|$523,601 or more||$157,804.25 plus 37% of amount over $523,600|
Student loan repayment
If you participate in an income-based student loan repayment plan, it may make sense to file taxes separately because earnings often influence what you owe each month.
According to Loyd, filing jointly may result in larger payments, but you must consider the other trade-offs before filing separately to minimize your expenditures.
Medical expense deductions
Separate filings may also be considered if you have large medical costs, according to Marianela Collado, a CFP and CPA with Tobias Financial Advisors in Plantation, Florida.
She explained that if you itemize your deductions, you can claim a tax benefit for unreimbursed medical expenditures that exceed 7.5% of your adjusted gross income.
For example, if you have an adjusted gross income of $100,000, you can deduct qualified expenditures in excess of $7,500. The smaller your income, the easier it is to cross that line.
Spouses filing separately, on the other hand, must either itemize or take the standard deduction, according to Collado. They are unable to employ other tactics.
Financial infidelity is another prevalent cause for filing taxes separately.
For example, if you’ve separated from your spouse and can’t rely on them to file taxes correctly or on time, you may detach returns, according to Monica Dwyer, a CFP, vice president and wealth adviser at Harvest Financial Advisors in West Chester, Ohio.
“You’re putting yourself at risk for that information,” she explained, adding how signing a joint return may expose you to accountability for errors or tax fraud.
Furthermore, there is no statute of limitations for the IRS to investigate accusations of fraud, which increases the danger for divorcing couples.
Trade-offs of filing separately
“If couples plan on filing separately, they must consider what they are forfeiting,” said John Gehri, a CFP and vice president of Harvest Financial Advisors in West Chester, Ohio. Most separate filers, for example, are unable to make Roth individual retirement account contributions because the IRS has reduced the modified adjusted gross income maximum to $10,000. Other write-offs for separate filers, such as the student loan interest deduction, education tax credits, and others, are either blocked or limited, according to Gehri. Whether you’re working with a tax expert or filing on your own, he recommends evaluating the figures both ways before deciding on a status.
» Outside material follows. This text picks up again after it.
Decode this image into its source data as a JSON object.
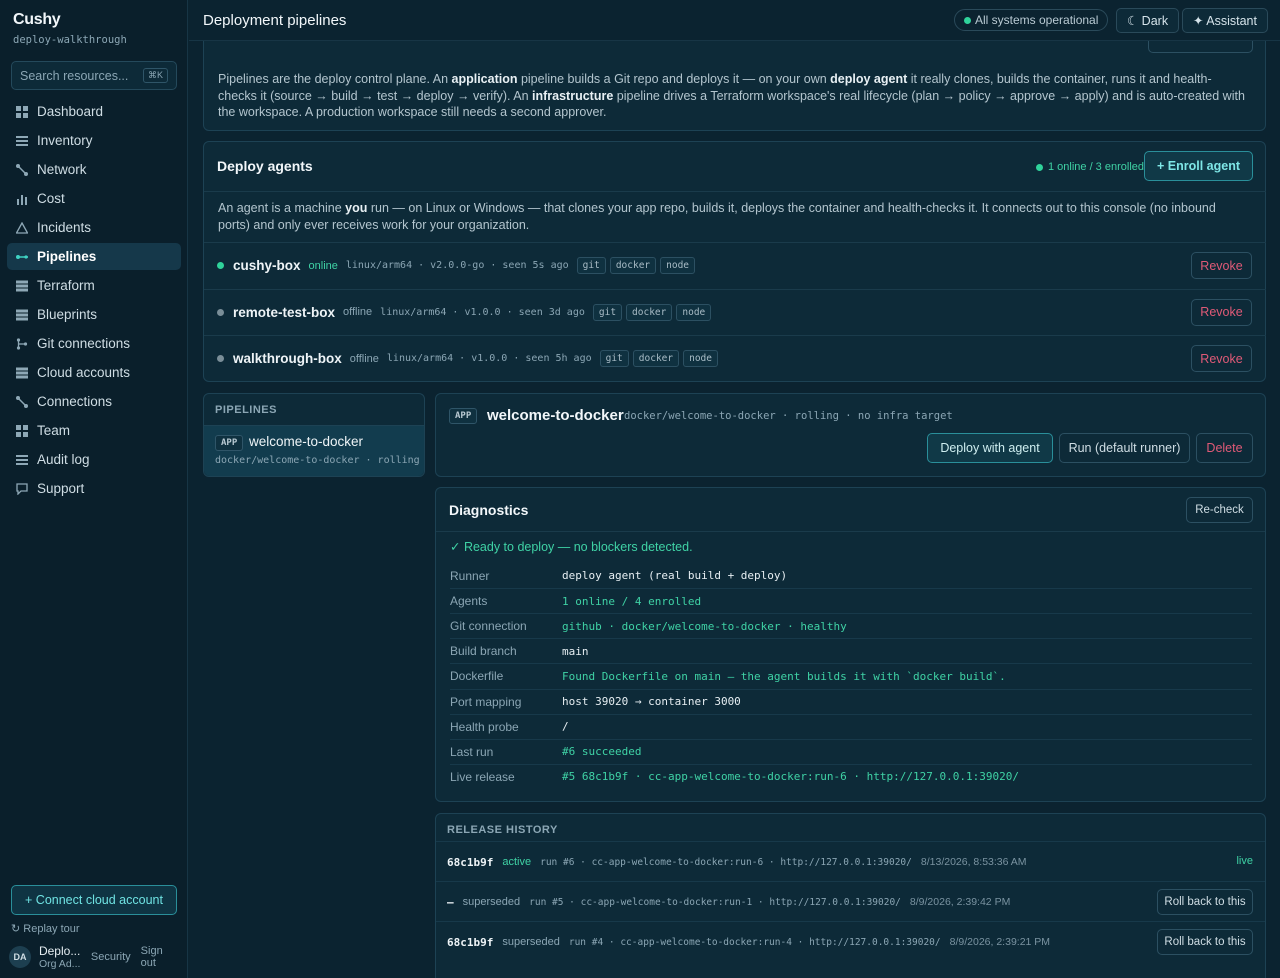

“As a general rule, I try to avoid filing separately,” The Wealth Planner’s Loyd noted. “You don’t want your tax return to be in the spotlight.”